▶ **Work instruction**: Copy the records below exactly as they appear.

#####

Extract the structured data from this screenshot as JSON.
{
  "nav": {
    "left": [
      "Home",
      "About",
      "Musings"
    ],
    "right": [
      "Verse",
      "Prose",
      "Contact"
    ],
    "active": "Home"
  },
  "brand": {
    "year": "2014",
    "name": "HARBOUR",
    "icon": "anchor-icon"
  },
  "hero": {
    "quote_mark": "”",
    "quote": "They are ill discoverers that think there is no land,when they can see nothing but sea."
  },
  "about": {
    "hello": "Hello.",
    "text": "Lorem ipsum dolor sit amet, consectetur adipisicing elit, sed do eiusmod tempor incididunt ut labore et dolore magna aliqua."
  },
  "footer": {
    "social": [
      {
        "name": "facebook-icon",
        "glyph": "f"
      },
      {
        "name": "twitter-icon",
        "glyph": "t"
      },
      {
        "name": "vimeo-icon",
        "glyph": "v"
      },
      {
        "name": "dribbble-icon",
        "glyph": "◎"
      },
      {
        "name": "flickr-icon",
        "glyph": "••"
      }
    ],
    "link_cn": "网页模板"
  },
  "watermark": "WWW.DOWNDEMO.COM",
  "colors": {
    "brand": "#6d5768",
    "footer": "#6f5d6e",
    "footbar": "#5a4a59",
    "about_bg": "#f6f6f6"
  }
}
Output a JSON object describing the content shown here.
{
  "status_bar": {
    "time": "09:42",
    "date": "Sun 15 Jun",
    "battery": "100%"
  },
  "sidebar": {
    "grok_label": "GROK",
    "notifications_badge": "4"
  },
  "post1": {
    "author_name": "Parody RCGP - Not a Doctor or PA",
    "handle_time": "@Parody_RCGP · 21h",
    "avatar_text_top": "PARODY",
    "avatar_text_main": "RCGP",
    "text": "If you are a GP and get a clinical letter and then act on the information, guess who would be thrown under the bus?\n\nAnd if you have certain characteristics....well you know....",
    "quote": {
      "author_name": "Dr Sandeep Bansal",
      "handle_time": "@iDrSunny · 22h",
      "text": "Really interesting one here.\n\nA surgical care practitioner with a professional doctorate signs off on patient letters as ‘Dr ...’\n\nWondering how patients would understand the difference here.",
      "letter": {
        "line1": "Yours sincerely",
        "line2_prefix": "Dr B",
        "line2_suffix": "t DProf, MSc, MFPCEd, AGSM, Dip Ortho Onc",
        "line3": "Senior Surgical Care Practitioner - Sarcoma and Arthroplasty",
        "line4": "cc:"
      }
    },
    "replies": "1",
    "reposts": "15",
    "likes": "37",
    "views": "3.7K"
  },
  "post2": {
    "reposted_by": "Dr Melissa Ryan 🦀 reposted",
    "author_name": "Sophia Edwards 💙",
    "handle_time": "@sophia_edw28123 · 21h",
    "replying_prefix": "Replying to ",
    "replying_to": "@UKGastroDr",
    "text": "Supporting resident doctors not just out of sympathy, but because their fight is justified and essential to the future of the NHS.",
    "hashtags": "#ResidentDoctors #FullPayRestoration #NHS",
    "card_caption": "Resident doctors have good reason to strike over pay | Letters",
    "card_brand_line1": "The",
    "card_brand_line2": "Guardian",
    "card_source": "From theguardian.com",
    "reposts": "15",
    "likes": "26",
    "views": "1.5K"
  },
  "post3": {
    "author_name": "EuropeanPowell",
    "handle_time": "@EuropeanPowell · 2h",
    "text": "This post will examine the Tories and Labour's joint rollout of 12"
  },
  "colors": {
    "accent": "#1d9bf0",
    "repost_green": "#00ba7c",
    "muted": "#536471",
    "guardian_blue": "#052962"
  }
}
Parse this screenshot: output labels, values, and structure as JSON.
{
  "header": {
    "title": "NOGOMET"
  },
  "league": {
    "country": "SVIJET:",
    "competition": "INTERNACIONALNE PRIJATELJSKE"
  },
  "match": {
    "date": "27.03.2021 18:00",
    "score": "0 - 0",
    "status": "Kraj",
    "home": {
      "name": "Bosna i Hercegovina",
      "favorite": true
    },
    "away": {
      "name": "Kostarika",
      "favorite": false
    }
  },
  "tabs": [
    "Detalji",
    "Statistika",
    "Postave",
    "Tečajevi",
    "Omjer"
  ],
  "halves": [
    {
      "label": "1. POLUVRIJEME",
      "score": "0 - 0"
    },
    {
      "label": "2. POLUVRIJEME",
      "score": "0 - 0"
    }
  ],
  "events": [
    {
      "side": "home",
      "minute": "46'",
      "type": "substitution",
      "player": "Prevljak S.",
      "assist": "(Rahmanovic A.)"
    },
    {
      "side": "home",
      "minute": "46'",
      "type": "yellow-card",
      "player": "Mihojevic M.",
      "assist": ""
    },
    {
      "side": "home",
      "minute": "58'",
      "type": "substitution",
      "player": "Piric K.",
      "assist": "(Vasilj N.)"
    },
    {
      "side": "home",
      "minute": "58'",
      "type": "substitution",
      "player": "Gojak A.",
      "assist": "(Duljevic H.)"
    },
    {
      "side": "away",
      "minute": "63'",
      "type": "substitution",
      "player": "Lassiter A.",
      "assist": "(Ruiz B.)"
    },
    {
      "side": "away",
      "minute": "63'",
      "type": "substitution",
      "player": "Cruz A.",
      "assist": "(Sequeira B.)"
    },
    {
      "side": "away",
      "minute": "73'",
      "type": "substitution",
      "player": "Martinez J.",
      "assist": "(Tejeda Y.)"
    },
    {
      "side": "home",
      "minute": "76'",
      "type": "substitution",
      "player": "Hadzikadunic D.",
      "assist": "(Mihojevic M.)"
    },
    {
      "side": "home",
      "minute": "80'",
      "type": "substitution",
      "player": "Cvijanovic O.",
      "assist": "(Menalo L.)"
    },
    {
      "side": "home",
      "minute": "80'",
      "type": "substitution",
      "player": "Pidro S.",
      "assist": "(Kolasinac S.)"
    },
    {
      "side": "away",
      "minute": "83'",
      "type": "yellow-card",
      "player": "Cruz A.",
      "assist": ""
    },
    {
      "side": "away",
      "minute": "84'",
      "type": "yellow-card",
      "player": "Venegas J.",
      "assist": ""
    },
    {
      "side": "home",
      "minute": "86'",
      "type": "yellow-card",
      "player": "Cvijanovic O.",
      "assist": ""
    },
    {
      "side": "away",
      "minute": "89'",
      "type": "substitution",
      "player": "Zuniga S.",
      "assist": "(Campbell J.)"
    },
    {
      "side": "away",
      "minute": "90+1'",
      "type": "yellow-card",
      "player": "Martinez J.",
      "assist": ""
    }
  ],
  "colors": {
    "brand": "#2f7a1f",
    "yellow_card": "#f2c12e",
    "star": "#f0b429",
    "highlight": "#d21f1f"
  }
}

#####

▶ **Response box**:
Extract the structured data from this screenshot as JSON.
{
  "nav": {
    "left": [
      "Home",
      "About",
      "Musings"
    ],
    "right": [
      "Verse",
      "Prose",
      "Contact"
    ],
    "active": "Home"
  },
  "brand": {
    "year": "2014",
    "name": "HARBOUR",
    "icon": "anchor-icon"
  },
  "hero": {
    "quote_mark": "”",
    "quote": "They are ill discoverers that think there is no land,when they can see nothing but sea."
  },
  "about": {
    "hello": "Hello.",
    "text": "Lorem ipsum dolor sit amet, consectetur adipisicing elit, sed do eiusmod tempor incididunt ut labore et dolore magna aliqua."
  },
  "footer": {
    "social": [
      {
        "name": "facebook-icon",
        "glyph": "f"
      },
      {
        "name": "twitter-icon",
        "glyph": "t"
      },
      {
        "name": "vimeo-icon",
        "glyph": "v"
      },
      {
        "name": "dribbble-icon",
        "glyph": "◎"
      },
      {
        "name": "flickr-icon",
        "glyph": "••"
      }
    ],
    "link_cn": "网页模板"
  },
  "watermark": "WWW.DOWNDEMO.COM",
  "colors": {
    "brand": "#6d5768",
    "footer": "#6f5d6e",
    "footbar": "#5a4a59",
    "about_bg": "#f6f6f6"
  }
}
Output a JSON object describing the content shown here.
{
  "status_bar": {
    "time": "09:42",
    "date": "Sun 15 Jun",
    "battery": "100%"
  },
  "sidebar": {
    "grok_label": "GROK",
    "notifications_badge": "4"
  },
  "post1": {
    "author_name": "Parody RCGP - Not a Doctor or PA",
    "handle_time": "@Parody_RCGP · 21h",
    "avatar_text_top": "PARODY",
    "avatar_text_main": "RCGP",
    "text": "If you are a GP and get a clinical letter and then act on the information, guess who would be thrown under the bus?\n\nAnd if you have certain characteristics....well you know....",
    "quote": {
      "author_name": "Dr Sandeep Bansal",
      "handle_time": "@iDrSunny · 22h",
      "text": "Really interesting one here.\n\nA surgical care practitioner with a professional doctorate signs off on patient letters as ‘Dr ...’\n\nWondering how patients would understand the difference here.",
      "letter": {
        "line1": "Yours sincerely",
        "line2_prefix": "Dr B",
        "line2_suffix": "t DProf, MSc, MFPCEd, AGSM, Dip Ortho Onc",
        "line3": "Senior Surgical Care Practitioner - Sarcoma and Arthroplasty",
        "line4": "cc:"
      }
    },
    "replies": "1",
    "reposts": "15",
    "likes": "37",
    "views": "3.7K"
  },
  "post2": {
    "reposted_by": "Dr Melissa Ryan 🦀 reposted",
    "author_name": "Sophia Edwards 💙",
    "handle_time": "@sophia_edw28123 · 21h",
    "replying_prefix": "Replying to ",
    "replying_to": "@UKGastroDr",
    "text": "Supporting resident doctors not just out of sympathy, but because their fight is justified and essential to the future of the NHS.",
    "hashtags": "#ResidentDoctors #FullPayRestoration #NHS",
    "card_caption": "Resident doctors have good reason to strike over pay | Letters",
    "card_brand_line1": "The",
    "card_brand_line2": "Guardian",
    "card_source": "From theguardian.com",
    "reposts": "15",
    "likes": "26",
    "views": "1.5K"
  },
  "post3": {
    "author_name": "EuropeanPowell",
    "handle_time": "@EuropeanPowell · 2h",
    "text": "This post will examine the Tories and Labour's joint rollout of 12"
  },
  "colors": {
    "accent": "#1d9bf0",
    "repost_green": "#00ba7c",
    "muted": "#536471",
    "guardian_blue": "#052962"
  }
}
Parse this screenshot: output labels, values, and structure as JSON.
{
  "header": {
    "title": "NOGOMET"
  },
  "league": {
    "country": "SVIJET:",
    "competition": "INTERNACIONALNE PRIJATELJSKE"
  },
  "match": {
    "date": "27.03.2021 18:00",
    "score": "0 - 0",
    "status": "Kraj",
    "home": {
      "name": "Bosna i Hercegovina",
      "favorite": true
    },
    "away": {
      "name": "Kostarika",
      "favorite": false
    }
  },
  "tabs": [
    "Detalji",
    "Statistika",
    "Postave",
    "Tečajevi",
    "Omjer"
  ],
  "halves": [
    {
      "label": "1. POLUVRIJEME",
      "score": "0 - 0"
    },
    {
      "label": "2. POLUVRIJEME",
      "score": "0 - 0"
    }
  ],
  "events": [
    {
      "side": "home",
      "minute": "46'",
      "type": "substitution",
      "player": "Prevljak S.",
      "assist": "(Rahmanovic A.)"
    },
    {
      "side": "home",
      "minute": "46'",
      "type": "yellow-card",
      "player": "Mihojevic M.",
      "assist": ""
    },
    {
      "side": "home",
      "minute": "58'",
      "type": "substitution",
      "player": "Piric K.",
      "assist": "(Vasilj N.)"
    },
    {
      "side": "home",
      "minute": "58'",
      "type": "substitution",
      "player": "Gojak A.",
      "assist": "(Duljevic H.)"
    },
    {
      "side": "away",
      "minute": "63'",
      "type": "substitution",
      "player": "Lassiter A.",
      "assist": "(Ruiz B.)"
    },
    {
      "side": "away",
      "minute": "63'",
      "type": "substitution",
      "player": "Cruz A.",
      "assist": "(Sequeira B.)"
    },
    {
      "side": "away",
      "minute": "73'",
      "type": "substitution",
      "player": "Martinez J.",
      "assist": "(Tejeda Y.)"
    },
    {
      "side": "home",
      "minute": "76'",
      "type": "substitution",
      "player": "Hadzikadunic D.",
      "assist": "(Mihojevic M.)"
    },
    {
      "side": "home",
      "minute": "80'",
      "type": "substitution",
      "player": "Cvijanovic O.",
      "assist": "(Menalo L.)"
    },
    {
      "side": "home",
      "minute": "80'",
      "type": "substitution",
      "player": "Pidro S.",
      "assist": "(Kolasinac S.)"
    },
    {
      "side": "away",
      "minute": "83'",
      "type": "yellow-card",
      "player": "Cruz A.",
      "assist": ""
    },
    {
      "side": "away",
      "minute": "84'",
      "type": "yellow-card",
      "player": "Venegas J.",
      "assist": ""
    },
    {
      "side": "home",
      "minute": "86'",
      "type": "yellow-card",
      "player": "Cvijanovic O.",
      "assist": ""
    },
    {
      "side": "away",
      "minute": "89'",
      "type": "substitution",
      "player": "Zuniga S.",
      "assist": "(Campbell J.)"
    },
    {
      "side": "away",
      "minute": "90+1'",
      "type": "yellow-card",
      "player": "Martinez J.",
      "assist": ""
    }
  ],
  "colors": {
    "brand": "#2f7a1f",
    "yellow_card": "#f2c12e",
    "star": "#f0b429",
    "highlight": "#d21f1f"
  }
}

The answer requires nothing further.